* _WHAT YOU WILL DO_:
If a line in the data has the string "BOOK", please show it.

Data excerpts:
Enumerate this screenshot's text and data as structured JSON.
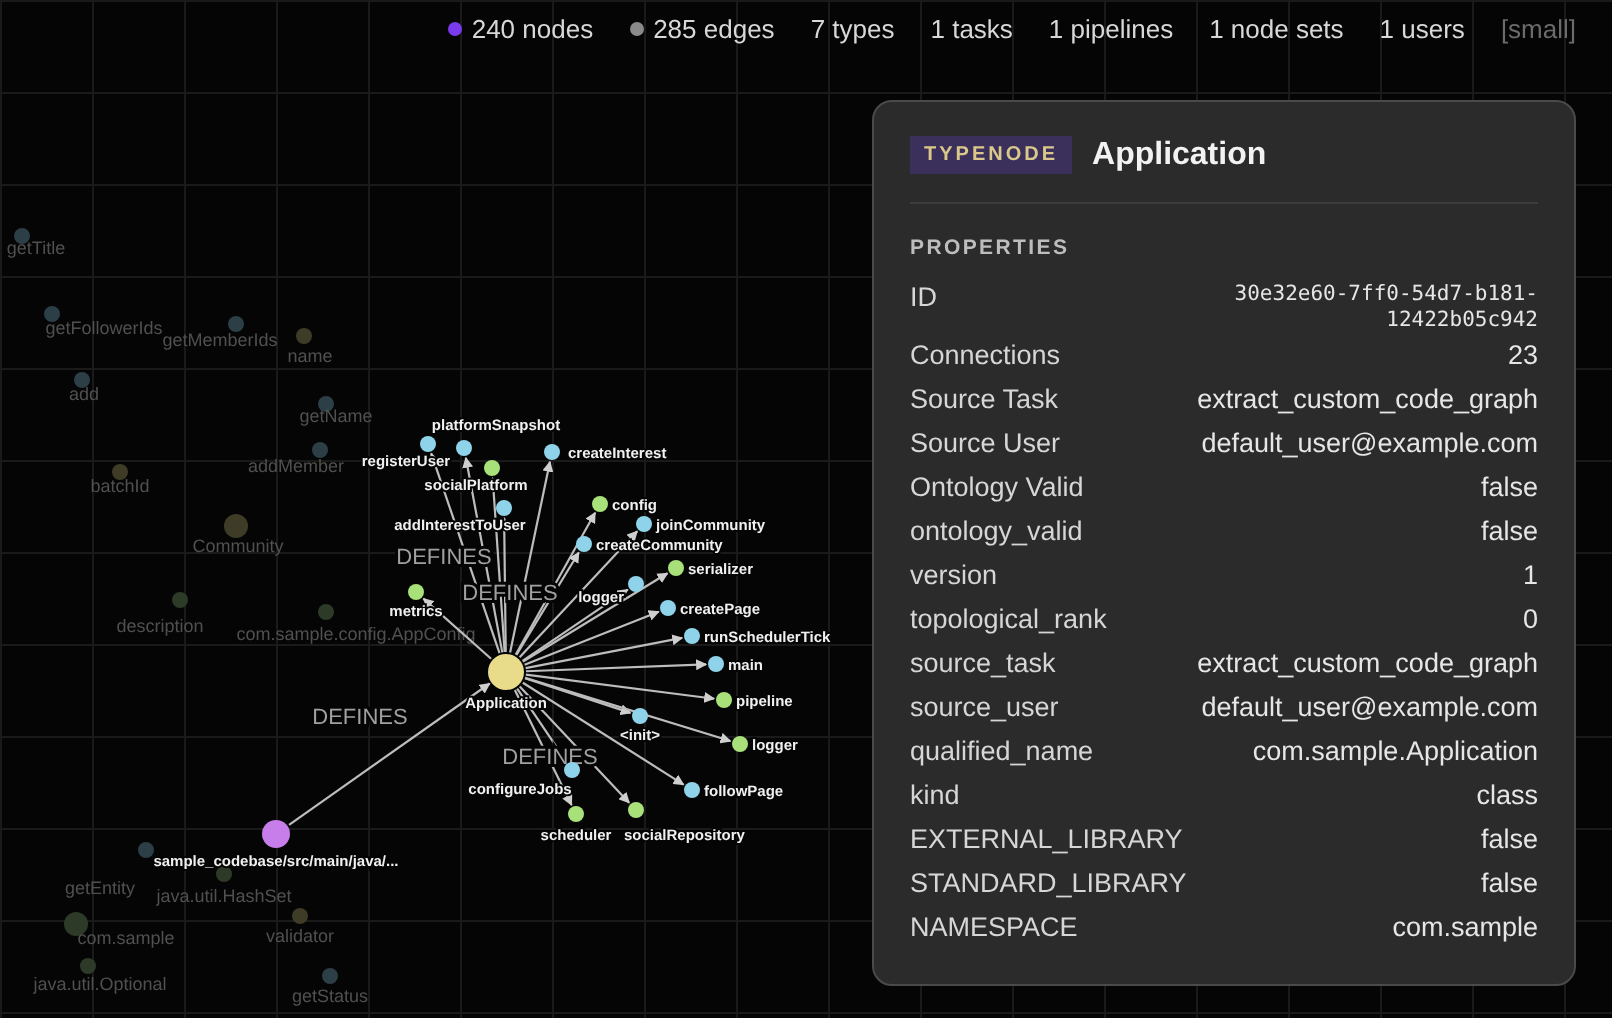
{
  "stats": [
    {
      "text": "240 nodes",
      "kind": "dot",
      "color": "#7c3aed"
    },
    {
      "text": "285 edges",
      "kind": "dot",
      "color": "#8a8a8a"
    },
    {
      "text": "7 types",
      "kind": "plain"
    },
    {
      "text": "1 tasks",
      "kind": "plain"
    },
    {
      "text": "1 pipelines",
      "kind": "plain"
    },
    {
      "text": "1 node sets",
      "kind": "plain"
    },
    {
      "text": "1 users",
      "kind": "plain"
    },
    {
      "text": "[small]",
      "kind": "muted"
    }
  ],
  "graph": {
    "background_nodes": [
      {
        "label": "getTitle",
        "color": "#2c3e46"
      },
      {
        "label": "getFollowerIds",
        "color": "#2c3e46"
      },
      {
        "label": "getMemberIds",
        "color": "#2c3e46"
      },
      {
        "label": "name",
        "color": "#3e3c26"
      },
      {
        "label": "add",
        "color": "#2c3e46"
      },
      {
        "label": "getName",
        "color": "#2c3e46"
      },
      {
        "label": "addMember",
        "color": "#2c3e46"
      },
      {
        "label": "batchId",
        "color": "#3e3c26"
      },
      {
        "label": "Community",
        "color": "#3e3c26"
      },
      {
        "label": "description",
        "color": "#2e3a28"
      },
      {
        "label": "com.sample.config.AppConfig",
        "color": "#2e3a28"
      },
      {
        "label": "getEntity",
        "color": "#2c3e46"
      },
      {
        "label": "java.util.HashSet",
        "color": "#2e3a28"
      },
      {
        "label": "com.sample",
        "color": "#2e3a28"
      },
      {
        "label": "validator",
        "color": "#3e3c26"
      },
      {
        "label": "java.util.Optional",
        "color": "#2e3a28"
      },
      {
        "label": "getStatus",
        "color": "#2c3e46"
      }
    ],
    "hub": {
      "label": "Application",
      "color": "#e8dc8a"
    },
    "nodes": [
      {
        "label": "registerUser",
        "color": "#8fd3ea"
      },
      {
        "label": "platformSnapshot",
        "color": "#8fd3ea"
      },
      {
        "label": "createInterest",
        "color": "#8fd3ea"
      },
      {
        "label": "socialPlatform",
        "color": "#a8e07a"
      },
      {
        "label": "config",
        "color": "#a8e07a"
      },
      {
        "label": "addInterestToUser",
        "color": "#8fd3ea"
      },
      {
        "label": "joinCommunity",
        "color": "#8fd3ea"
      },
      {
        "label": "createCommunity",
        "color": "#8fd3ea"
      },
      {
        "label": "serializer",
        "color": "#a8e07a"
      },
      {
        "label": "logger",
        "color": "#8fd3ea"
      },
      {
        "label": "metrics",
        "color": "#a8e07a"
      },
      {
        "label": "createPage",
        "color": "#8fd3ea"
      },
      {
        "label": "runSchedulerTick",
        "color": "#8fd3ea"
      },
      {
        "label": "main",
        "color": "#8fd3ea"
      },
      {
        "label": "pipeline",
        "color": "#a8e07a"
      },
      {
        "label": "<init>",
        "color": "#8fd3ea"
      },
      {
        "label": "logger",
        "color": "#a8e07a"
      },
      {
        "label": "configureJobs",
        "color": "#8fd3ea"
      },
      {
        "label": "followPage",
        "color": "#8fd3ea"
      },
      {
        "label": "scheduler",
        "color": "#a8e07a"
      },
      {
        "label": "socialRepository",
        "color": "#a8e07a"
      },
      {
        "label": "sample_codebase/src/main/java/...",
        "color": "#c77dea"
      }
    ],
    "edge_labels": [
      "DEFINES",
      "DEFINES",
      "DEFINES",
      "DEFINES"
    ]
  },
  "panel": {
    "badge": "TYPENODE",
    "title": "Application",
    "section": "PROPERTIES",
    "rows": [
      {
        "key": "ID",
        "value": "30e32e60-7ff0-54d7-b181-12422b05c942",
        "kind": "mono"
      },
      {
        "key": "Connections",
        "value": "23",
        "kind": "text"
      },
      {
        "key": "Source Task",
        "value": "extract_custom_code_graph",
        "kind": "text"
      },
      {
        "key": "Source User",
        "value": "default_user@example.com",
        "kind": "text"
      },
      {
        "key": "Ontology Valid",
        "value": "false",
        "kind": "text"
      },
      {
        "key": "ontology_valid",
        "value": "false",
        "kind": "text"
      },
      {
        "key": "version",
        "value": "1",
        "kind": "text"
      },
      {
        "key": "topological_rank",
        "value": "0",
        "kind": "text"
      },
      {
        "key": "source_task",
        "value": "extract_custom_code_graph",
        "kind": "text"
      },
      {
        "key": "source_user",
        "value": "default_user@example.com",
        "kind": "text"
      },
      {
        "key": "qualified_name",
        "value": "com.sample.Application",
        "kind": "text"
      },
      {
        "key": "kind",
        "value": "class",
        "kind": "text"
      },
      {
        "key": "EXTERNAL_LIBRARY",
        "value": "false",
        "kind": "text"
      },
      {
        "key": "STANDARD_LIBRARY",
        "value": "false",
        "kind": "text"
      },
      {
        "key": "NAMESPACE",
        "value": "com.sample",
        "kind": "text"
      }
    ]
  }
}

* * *

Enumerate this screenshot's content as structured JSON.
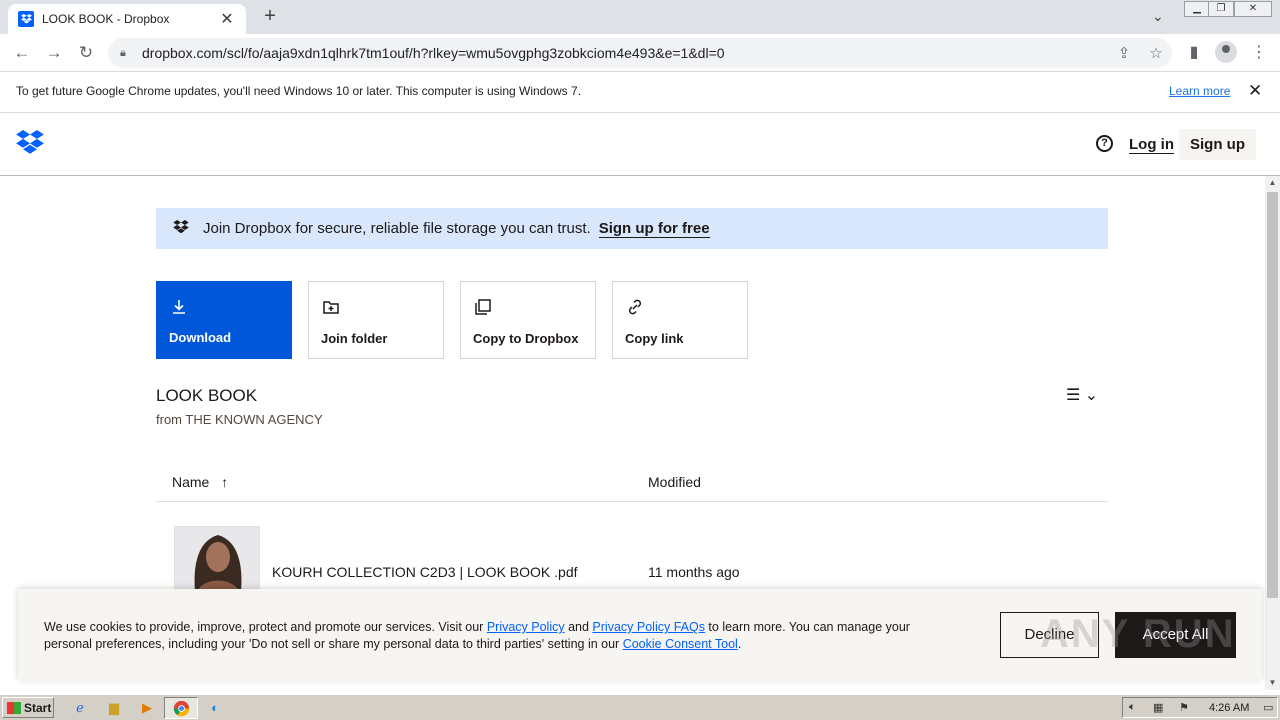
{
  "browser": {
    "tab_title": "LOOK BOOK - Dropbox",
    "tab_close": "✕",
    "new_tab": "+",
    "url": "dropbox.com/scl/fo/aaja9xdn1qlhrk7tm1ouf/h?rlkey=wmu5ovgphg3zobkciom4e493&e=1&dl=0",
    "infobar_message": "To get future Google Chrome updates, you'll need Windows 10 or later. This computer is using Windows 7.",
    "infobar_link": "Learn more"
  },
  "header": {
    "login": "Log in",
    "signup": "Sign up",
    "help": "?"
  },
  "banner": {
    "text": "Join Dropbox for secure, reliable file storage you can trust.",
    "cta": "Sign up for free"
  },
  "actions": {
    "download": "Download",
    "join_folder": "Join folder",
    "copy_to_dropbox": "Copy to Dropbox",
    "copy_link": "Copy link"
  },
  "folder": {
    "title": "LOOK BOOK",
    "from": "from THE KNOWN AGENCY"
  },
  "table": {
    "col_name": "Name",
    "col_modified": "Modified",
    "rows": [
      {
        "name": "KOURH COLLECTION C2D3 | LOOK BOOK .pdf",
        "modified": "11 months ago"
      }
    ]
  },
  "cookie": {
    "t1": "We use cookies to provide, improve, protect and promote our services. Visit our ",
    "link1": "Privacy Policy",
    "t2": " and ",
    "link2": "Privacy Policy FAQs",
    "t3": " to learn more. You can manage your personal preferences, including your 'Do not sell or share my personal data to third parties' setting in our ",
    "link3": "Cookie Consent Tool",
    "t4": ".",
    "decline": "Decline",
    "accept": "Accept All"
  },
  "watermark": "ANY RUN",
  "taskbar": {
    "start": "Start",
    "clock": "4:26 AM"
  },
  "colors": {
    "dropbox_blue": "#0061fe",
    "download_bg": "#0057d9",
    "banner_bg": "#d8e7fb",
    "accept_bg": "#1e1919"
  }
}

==

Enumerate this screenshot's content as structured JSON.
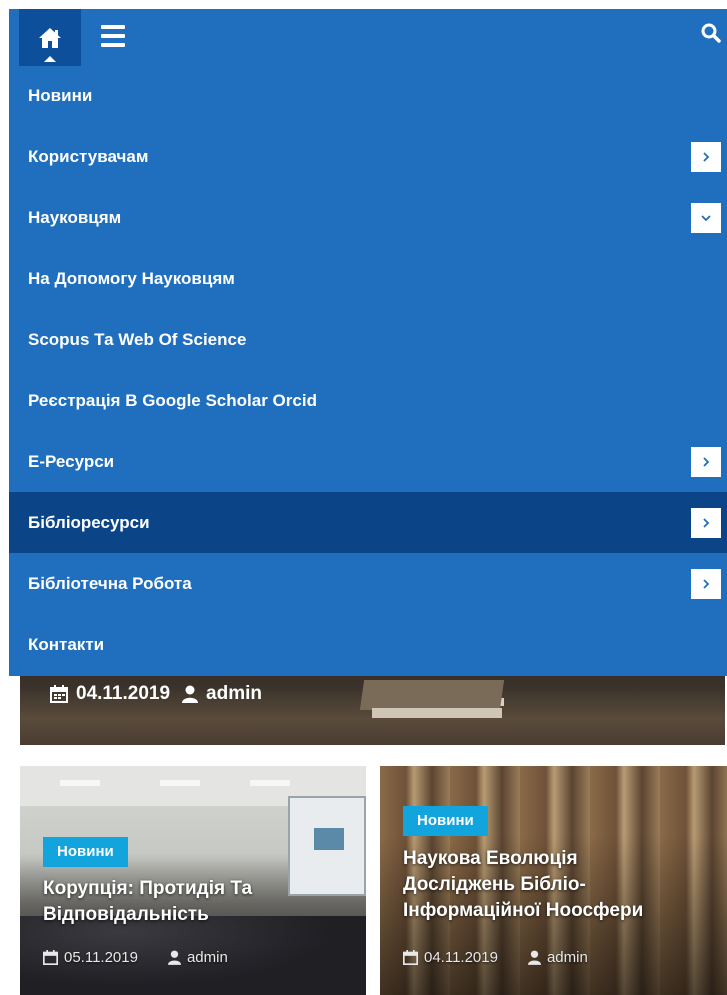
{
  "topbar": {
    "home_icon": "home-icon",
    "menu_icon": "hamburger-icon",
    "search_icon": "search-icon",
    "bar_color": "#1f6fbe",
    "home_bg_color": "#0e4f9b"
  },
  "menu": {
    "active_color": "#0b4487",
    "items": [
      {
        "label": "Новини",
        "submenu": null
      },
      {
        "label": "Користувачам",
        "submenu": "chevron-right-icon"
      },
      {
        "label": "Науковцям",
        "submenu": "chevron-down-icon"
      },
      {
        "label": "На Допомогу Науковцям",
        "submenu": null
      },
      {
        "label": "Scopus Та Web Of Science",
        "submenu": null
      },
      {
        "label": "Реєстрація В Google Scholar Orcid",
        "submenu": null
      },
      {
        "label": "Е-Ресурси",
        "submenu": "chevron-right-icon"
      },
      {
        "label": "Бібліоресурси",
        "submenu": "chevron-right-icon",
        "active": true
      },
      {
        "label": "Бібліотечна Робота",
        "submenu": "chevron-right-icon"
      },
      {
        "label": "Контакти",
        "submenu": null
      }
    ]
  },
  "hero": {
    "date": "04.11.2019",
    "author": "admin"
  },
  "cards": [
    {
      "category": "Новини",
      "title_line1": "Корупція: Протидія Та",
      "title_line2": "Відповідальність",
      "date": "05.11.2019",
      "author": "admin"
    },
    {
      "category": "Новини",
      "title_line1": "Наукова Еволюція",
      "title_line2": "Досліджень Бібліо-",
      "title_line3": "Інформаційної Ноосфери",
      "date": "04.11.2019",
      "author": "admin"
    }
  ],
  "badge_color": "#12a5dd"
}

* _EXERCISE RESULT_:
    "tab_title": "LOOK BOOK - Dropbox",
    "title": "LOOK BOOK",
        "name": "KOURH COLLECTION C2D3 | LOOK BOOK .pdf",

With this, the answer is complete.